#### Records for this exercise:

↓

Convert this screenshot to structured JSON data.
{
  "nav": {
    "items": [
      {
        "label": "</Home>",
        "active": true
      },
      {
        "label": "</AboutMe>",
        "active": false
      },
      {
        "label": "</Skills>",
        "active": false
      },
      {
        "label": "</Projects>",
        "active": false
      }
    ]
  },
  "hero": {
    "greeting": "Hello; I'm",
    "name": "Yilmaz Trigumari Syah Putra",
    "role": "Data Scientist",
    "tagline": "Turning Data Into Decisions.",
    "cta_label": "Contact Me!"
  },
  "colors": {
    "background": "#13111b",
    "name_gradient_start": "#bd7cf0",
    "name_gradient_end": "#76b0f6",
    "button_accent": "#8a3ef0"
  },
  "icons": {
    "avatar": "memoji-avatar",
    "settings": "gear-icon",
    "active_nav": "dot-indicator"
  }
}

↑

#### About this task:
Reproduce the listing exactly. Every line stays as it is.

#### Output:
Convert this screenshot to structured JSON data.
{
  "nav": {
    "items": [
      {
        "label": "</Home>",
        "active": true
      },
      {
        "label": "</AboutMe>",
        "active": false
      },
      {
        "label": "</Skills>",
        "active": false
      },
      {
        "label": "</Projects>",
        "active": false
      }
    ]
  },
  "hero": {
    "greeting": "Hello; I'm",
    "name": "Yilmaz Trigumari Syah Putra",
    "role": "Data Scientist",
    "tagline": "Turning Data Into Decisions.",
    "cta_label": "Contact Me!"
  },
  "colors": {
    "background": "#13111b",
    "name_gradient_start": "#bd7cf0",
    "name_gradient_end": "#76b0f6",
    "button_accent": "#8a3ef0"
  },
  "icons": {
    "avatar": "memoji-avatar",
    "settings": "gear-icon",
    "active_nav": "dot-indicator"
  }
}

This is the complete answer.